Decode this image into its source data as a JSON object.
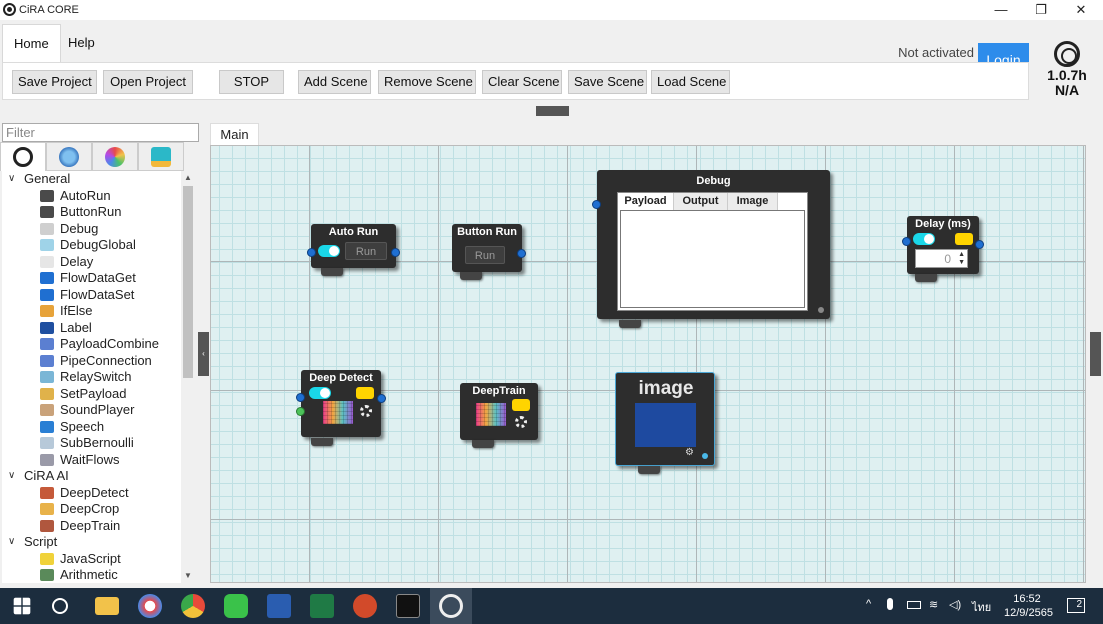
{
  "window": {
    "title": "CiRA CORE",
    "minimize": "—",
    "restore": "❐",
    "close": "✕"
  },
  "ribbon": {
    "tabs": [
      "Home",
      "Help"
    ],
    "buttons": {
      "save_project": "Save Project",
      "open_project": "Open Project",
      "stop": "STOP",
      "add_scene": "Add Scene",
      "remove_scene": "Remove Scene",
      "clear_scene": "Clear Scene",
      "save_scene": "Save Scene",
      "load_scene": "Load Scene"
    },
    "status": "Not activated",
    "status_sub": "-",
    "login": "Login",
    "version": "1.0.7h",
    "version_sub": "N/A"
  },
  "sidebar": {
    "filter_placeholder": "Filter",
    "tab_icons": [
      "cira-logo-icon",
      "monitor-icon",
      "network-icon",
      "chat-icon"
    ],
    "groups": [
      {
        "label": "General",
        "items": [
          {
            "label": "AutoRun",
            "icon": "autorun-icon",
            "color": "#4a4a4a"
          },
          {
            "label": "ButtonRun",
            "icon": "buttonrun-icon",
            "color": "#4a4a4a"
          },
          {
            "label": "Debug",
            "icon": "debug-icon",
            "color": "#cfcfcf"
          },
          {
            "label": "DebugGlobal",
            "icon": "debug-global-icon",
            "color": "#9fd3e8"
          },
          {
            "label": "Delay",
            "icon": "clock-icon",
            "color": "#e6e6e6"
          },
          {
            "label": "FlowDataGet",
            "icon": "flow-get-icon",
            "color": "#1f6fd1"
          },
          {
            "label": "FlowDataSet",
            "icon": "flow-set-icon",
            "color": "#1f6fd1"
          },
          {
            "label": "IfElse",
            "icon": "ifelse-icon",
            "color": "#e7a33a"
          },
          {
            "label": "Label",
            "icon": "label-icon",
            "color": "#1f4fa0"
          },
          {
            "label": "PayloadCombine",
            "icon": "combine-icon",
            "color": "#5b7fd1"
          },
          {
            "label": "PipeConnection",
            "icon": "pipe-icon",
            "color": "#5b7fd1"
          },
          {
            "label": "RelaySwitch",
            "icon": "relay-icon",
            "color": "#7ab6d6"
          },
          {
            "label": "SetPayload",
            "icon": "box-icon",
            "color": "#e0b24a"
          },
          {
            "label": "SoundPlayer",
            "icon": "sound-icon",
            "color": "#c9a27a"
          },
          {
            "label": "Speech",
            "icon": "speech-icon",
            "color": "#2a7fd4"
          },
          {
            "label": "SubBernoulli",
            "icon": "subbernoulli-icon",
            "color": "#b7c9d9"
          },
          {
            "label": "WaitFlows",
            "icon": "hourglass-icon",
            "color": "#9a9aa8"
          }
        ]
      },
      {
        "label": "CiRA AI",
        "items": [
          {
            "label": "DeepDetect",
            "icon": "deepdetect-icon",
            "color": "#c55a3a"
          },
          {
            "label": "DeepCrop",
            "icon": "deepcrop-icon",
            "color": "#e8b24a"
          },
          {
            "label": "DeepTrain",
            "icon": "deeptrain-icon",
            "color": "#b0573e"
          }
        ]
      },
      {
        "label": "Script",
        "items": [
          {
            "label": "JavaScript",
            "icon": "js-icon",
            "color": "#f0d23a"
          },
          {
            "label": "Arithmetic",
            "icon": "arithmetic-icon",
            "color": "#5a8a5a"
          }
        ]
      }
    ]
  },
  "canvas": {
    "scene_tab": "Main",
    "nodes": {
      "autorun": {
        "title": "Auto Run",
        "button": "Run"
      },
      "buttonrun": {
        "title": "Button Run",
        "button": "Run"
      },
      "debug": {
        "title": "Debug",
        "tabs": [
          "Payload",
          "Output",
          "Image"
        ]
      },
      "delay": {
        "title": "Delay (ms)",
        "value": "0"
      },
      "deepdetect": {
        "title": "Deep Detect"
      },
      "deeptrain": {
        "title": "DeepTrain"
      },
      "image": {
        "title": "image"
      }
    }
  },
  "taskbar": {
    "apps": [
      "windows-start-icon",
      "search-icon",
      "file-explorer-icon",
      "paint-icon",
      "chrome-icon",
      "line-icon",
      "word-icon",
      "excel-icon",
      "powerpoint-icon",
      "terminal-icon",
      "cira-core-icon"
    ],
    "language": "ไทย",
    "time": "16:52",
    "date": "12/9/2565",
    "notifications": "2"
  }
}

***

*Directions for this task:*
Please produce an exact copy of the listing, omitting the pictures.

*Answer below:*
Decode this image into its source data as a JSON object.
{
  "window": {
    "title": "CiRA CORE",
    "minimize": "—",
    "restore": "❐",
    "close": "✕"
  },
  "ribbon": {
    "tabs": [
      "Home",
      "Help"
    ],
    "buttons": {
      "save_project": "Save Project",
      "open_project": "Open Project",
      "stop": "STOP",
      "add_scene": "Add Scene",
      "remove_scene": "Remove Scene",
      "clear_scene": "Clear Scene",
      "save_scene": "Save Scene",
      "load_scene": "Load Scene"
    },
    "status": "Not activated",
    "status_sub": "-",
    "login": "Login",
    "version": "1.0.7h",
    "version_sub": "N/A"
  },
  "sidebar": {
    "filter_placeholder": "Filter",
    "tab_icons": [
      "cira-logo-icon",
      "monitor-icon",
      "network-icon",
      "chat-icon"
    ],
    "groups": [
      {
        "label": "General",
        "items": [
          {
            "label": "AutoRun",
            "icon": "autorun-icon",
            "color": "#4a4a4a"
          },
          {
            "label": "ButtonRun",
            "icon": "buttonrun-icon",
            "color": "#4a4a4a"
          },
          {
            "label": "Debug",
            "icon": "debug-icon",
            "color": "#cfcfcf"
          },
          {
            "label": "DebugGlobal",
            "icon": "debug-global-icon",
            "color": "#9fd3e8"
          },
          {
            "label": "Delay",
            "icon": "clock-icon",
            "color": "#e6e6e6"
          },
          {
            "label": "FlowDataGet",
            "icon": "flow-get-icon",
            "color": "#1f6fd1"
          },
          {
            "label": "FlowDataSet",
            "icon": "flow-set-icon",
            "color": "#1f6fd1"
          },
          {
            "label": "IfElse",
            "icon": "ifelse-icon",
            "color": "#e7a33a"
          },
          {
            "label": "Label",
            "icon": "label-icon",
            "color": "#1f4fa0"
          },
          {
            "label": "PayloadCombine",
            "icon": "combine-icon",
            "color": "#5b7fd1"
          },
          {
            "label": "PipeConnection",
            "icon": "pipe-icon",
            "color": "#5b7fd1"
          },
          {
            "label": "RelaySwitch",
            "icon": "relay-icon",
            "color": "#7ab6d6"
          },
          {
            "label": "SetPayload",
            "icon": "box-icon",
            "color": "#e0b24a"
          },
          {
            "label": "SoundPlayer",
            "icon": "sound-icon",
            "color": "#c9a27a"
          },
          {
            "label": "Speech",
            "icon": "speech-icon",
            "color": "#2a7fd4"
          },
          {
            "label": "SubBernoulli",
            "icon": "subbernoulli-icon",
            "color": "#b7c9d9"
          },
          {
            "label": "WaitFlows",
            "icon": "hourglass-icon",
            "color": "#9a9aa8"
          }
        ]
      },
      {
        "label": "CiRA AI",
        "items": [
          {
            "label": "DeepDetect",
            "icon": "deepdetect-icon",
            "color": "#c55a3a"
          },
          {
            "label": "DeepCrop",
            "icon": "deepcrop-icon",
            "color": "#e8b24a"
          },
          {
            "label": "DeepTrain",
            "icon": "deeptrain-icon",
            "color": "#b0573e"
          }
        ]
      },
      {
        "label": "Script",
        "items": [
          {
            "label": "JavaScript",
            "icon": "js-icon",
            "color": "#f0d23a"
          },
          {
            "label": "Arithmetic",
            "icon": "arithmetic-icon",
            "color": "#5a8a5a"
          }
        ]
      }
    ]
  },
  "canvas": {
    "scene_tab": "Main",
    "nodes": {
      "autorun": {
        "title": "Auto Run",
        "button": "Run"
      },
      "buttonrun": {
        "title": "Button Run",
        "button": "Run"
      },
      "debug": {
        "title": "Debug",
        "tabs": [
          "Payload",
          "Output",
          "Image"
        ]
      },
      "delay": {
        "title": "Delay (ms)",
        "value": "0"
      },
      "deepdetect": {
        "title": "Deep Detect"
      },
      "deeptrain": {
        "title": "DeepTrain"
      },
      "image": {
        "title": "image"
      }
    }
  },
  "taskbar": {
    "apps": [
      "windows-start-icon",
      "search-icon",
      "file-explorer-icon",
      "paint-icon",
      "chrome-icon",
      "line-icon",
      "word-icon",
      "excel-icon",
      "powerpoint-icon",
      "terminal-icon",
      "cira-core-icon"
    ],
    "language": "ไทย",
    "time": "16:52",
    "date": "12/9/2565",
    "notifications": "2"
  }
}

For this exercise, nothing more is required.